Standing beside U.S. President Joe Biden at the White House, French President Emmanuel Macron said the two democratic nations must once again become "brothers in arms" amid Russia's attack on Ukraine.
Macron made the comments during the welcoming ceremony Thursday of Biden's first state visit. He and Macron are holding a joint press conference at 11:45 a.m. ET, followed by a state dinner later in the evening. The president chose to host France in honor of its status as the U.S.' oldest ally.
Both leaders stressed the importance of maintaining a close alliance at this uncertain time.
"As war returns to European soil following Russia's aggression against Ukraine and in light of the multiple crises our nations and all societies face, we need to become brothers in arms once more," Macron said.
Beyond military aggression, Macron said, the alliance must remain strong as democracy itself is being questioned around the world.
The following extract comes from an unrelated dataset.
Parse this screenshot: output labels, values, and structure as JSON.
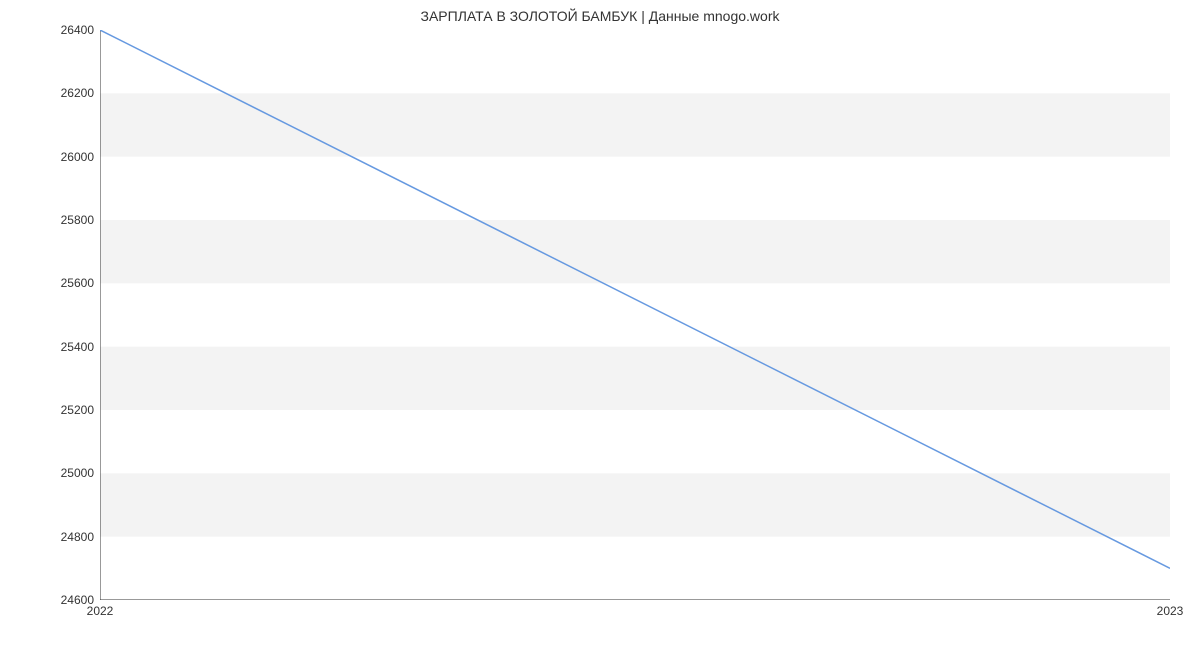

"Our democracies on both sides of the ocean are being shaken by the same doubts as to our ability to be sufficiently strong and effective when it comes to the challenges we share of climate to politics to technology," Macron said. "They're in doubt in the face of reluctance, hate speech, false information and today's fears."
Macron's remarks echoed those of Biden, who spoke first. Biden too highlighted the strength of the alliance as Russia makes war on Ukraine, which he said "has once more shattered peace on the continent of Europe."
Citing France's assistance to the United States during the Revolutionary War, Biden said the countries' commitment to democracy was essential.
"France and the United States are once again defending the democratic values and universal human rights which are the hearts of both our nations," Biden said. "We are proving to people around the world that democracies deliver from our joint leadership."
Despite the talk of friendship and need to jointly address climate change, Macron has been critical of climate provisions in Biden's signature Inflation Reduction Act. Macron criticized the law at a luncheon on Wednesday and in a speech at the French Embassy.
European leaders, Macron said, worry the vast tax incentives would drive companies from Europe to the U.S. to create climate-friendly technology such as electric vehicles.
The Inflation Reduction Act, which became law in August, allocates $369 billion toward addressing climate change through clean energy initiatives. The majority of the investment, around $270 billion, is through direct tax incentives.
Macron on Wednesday said the new law will make companies in the U.S. think, "We don't make investments any more on the other side of the Atlantic."